The Blender file, TEST_2 scene.

Using a Texture and the Mapping Curve

Here we are going to create a sort of strange alien wave (yes, another example with the Wave modifier… but it’s a highly visual one; it’s easy to see the vertex group effects on it…).

So as above, add a 100×100 grid. This time, add a vertex group, but without assigning any vertex to it – we’ll do this dynamically.

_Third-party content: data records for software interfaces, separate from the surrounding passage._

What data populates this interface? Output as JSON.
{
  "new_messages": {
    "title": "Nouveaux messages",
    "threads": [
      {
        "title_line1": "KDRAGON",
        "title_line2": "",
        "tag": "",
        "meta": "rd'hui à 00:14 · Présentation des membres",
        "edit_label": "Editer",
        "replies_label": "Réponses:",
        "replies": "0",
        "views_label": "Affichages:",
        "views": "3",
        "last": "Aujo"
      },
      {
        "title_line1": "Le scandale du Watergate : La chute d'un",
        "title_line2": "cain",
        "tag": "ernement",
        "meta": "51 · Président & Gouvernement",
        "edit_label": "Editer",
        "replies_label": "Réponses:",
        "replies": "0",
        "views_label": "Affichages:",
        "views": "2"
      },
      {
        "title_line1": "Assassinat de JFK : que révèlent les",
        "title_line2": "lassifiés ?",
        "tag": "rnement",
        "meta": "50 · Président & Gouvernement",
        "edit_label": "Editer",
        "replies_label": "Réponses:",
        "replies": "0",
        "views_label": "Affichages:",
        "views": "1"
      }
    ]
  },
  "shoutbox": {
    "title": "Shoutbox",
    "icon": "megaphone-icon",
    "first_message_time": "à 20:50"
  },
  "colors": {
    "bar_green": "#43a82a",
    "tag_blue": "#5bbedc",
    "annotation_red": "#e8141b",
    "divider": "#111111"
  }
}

Add a first Vertex Weight Mix modifier, set the Vertex Group A field with a Default Weight A of 0.0, and set Default Weight B to 1.0. Leave the Mix Mode to Replace weights, and select All vertices as Mix Set. This way, all vertices are affected. As none are in the affected vertex group, they all have a default weight of 0.0, which is replaced by the second default weight (1.0). And all those vertices are also added to the affected vertex group.

Now, select or create a masking texture – here I chose a default Magic one. The values of this texture will control how much of the “second weight” (1.0) replaces the “first weight” (0.0)… In other words, they are taken as weight values!

You can then select which texture coordinates and channel to use. Leave the mapping to the default Local option, and play with the various channels…

Texture channel variations.
Using intensity.
Using Red.
Using Saturation.

Don’t forget to add a Wave modifier, and select your vertex group in it!

You can use the weights created this way directly, but if you want to play with the curve mapping, you must add the famous Vertex Weight Edit modifier, and enable its Custom Curve mapping.

By default, it’s a one-to-one linear mapping – in other words, it does nothing! Change it to something like in (A customized mapping curve), which maps [0.0, 0.5] to [0.0, 0.25] and [0.5, 1.0] to [0.75, 1.0], thus producing nearly only weights below 0.25, and above 0.75: this creates great “walls” in the waves…

Custom mapping curve.
A customized mapping curve.
Custom Mapping disabled.
Custom Mapping enabled.

The Blender file, TEST_4 scene.

See Also